The numbers: Home builders are gung-ho again thanks to dramatically lower mortgage rates.
A survey of home-builder sentiment surged to a 20-month high of 71 in October from 68 in the prior month, the National Association of Home Builders said Wednesday.
Readings over 50 are a sign that confidence is improving. Just 10 months ago, the index stood at a 3½-year low of 56.
What happened: Falling mortgage rates have reinvigorated a moribund housing market. The combination of lower mortgage costs and slowing growth in housing prices has drummed up fresh demand.
Builders are even more optimistic about the near future. Another index that tracks expectations in the next six months rose to a 19-month high and is close to a postrecession peak.
Big picture: Sales of new and previously owned homes as well as new construction have perked up following a steep decline in interest rates during the busy summer shopping season. A 30-year fixed mortgage has tumbled to as low as 3.5% from more than 5% a year earlier.
Refinancings have also exploded, leaving more money on the table for consumers.
The flush of new demand, however, has exacerbated a shortage of homes for sale, especially existing homes. The lack of supply is keeping the cost of housing relatively high even though prices aren’t rising as rapidly as they were a year earlier.
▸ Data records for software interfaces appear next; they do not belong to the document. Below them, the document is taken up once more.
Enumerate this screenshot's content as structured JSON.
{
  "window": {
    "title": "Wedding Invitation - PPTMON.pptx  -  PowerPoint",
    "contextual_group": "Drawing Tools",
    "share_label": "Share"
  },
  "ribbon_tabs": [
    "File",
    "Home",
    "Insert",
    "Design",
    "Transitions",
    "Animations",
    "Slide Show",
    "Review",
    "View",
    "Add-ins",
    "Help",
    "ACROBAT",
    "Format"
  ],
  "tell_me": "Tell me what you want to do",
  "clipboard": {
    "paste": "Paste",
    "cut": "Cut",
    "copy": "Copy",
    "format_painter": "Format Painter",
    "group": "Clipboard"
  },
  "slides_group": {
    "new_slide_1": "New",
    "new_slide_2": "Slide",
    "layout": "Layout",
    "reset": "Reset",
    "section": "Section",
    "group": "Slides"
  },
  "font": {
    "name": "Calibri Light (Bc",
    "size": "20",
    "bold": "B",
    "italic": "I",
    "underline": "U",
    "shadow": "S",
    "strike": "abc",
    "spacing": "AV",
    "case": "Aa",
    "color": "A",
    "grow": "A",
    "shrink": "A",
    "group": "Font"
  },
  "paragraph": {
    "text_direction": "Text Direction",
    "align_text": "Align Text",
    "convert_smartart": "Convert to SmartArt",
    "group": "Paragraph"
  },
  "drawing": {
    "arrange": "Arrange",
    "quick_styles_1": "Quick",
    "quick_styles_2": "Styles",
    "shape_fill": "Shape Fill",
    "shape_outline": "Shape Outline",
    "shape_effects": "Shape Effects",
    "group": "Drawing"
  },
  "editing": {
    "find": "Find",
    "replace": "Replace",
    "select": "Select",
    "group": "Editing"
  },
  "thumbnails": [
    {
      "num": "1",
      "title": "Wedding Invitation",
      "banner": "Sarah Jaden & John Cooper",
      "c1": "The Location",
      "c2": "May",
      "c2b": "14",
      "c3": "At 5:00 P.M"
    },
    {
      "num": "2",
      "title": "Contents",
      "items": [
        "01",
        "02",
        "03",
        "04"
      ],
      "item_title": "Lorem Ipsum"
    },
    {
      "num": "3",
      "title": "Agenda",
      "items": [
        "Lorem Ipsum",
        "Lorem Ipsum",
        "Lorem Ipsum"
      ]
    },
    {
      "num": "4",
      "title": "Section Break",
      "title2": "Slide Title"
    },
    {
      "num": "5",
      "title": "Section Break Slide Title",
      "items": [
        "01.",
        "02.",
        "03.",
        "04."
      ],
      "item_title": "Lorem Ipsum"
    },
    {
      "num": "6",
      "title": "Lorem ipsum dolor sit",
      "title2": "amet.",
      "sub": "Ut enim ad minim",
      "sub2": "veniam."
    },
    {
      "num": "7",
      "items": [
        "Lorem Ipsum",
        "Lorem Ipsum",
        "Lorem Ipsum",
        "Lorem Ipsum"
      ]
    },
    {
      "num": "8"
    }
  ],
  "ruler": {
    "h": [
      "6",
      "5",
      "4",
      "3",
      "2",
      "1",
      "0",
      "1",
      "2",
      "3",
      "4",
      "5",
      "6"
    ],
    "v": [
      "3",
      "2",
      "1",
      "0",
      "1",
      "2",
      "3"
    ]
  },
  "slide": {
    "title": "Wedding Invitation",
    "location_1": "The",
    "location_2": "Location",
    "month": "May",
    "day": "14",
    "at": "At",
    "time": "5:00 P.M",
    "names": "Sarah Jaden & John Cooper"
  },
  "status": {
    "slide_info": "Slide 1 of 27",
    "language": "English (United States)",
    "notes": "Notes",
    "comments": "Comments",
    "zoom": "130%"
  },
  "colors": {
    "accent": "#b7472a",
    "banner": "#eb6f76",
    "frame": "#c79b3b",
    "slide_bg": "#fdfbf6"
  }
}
The rebound in the housing market is giving a U.S. economy a boost just as growth slows, but builders themselves might back off if growth slows further.
What they are saying? “The second half of 2019 has seen steady gains in single-family construction, and this is mirrored by the gradual uptick in builder sentiment over the past few months,” said NAHB Chief Economist Robert Dietz. “However, builders continue to remain cautious due to ongoing supply-side constraints and concerns about a slowing economy.”
Market reaction: The Dow Jones Industrial Average
and S&P 500
slipped Wednesday morning. Stocks have been rising recently on hopes of a U.S.-China trade deal, but doubts linger. A weak retail-sales report added to the negative tone.
The 10-year Treasury yield
slipped to 1.76%.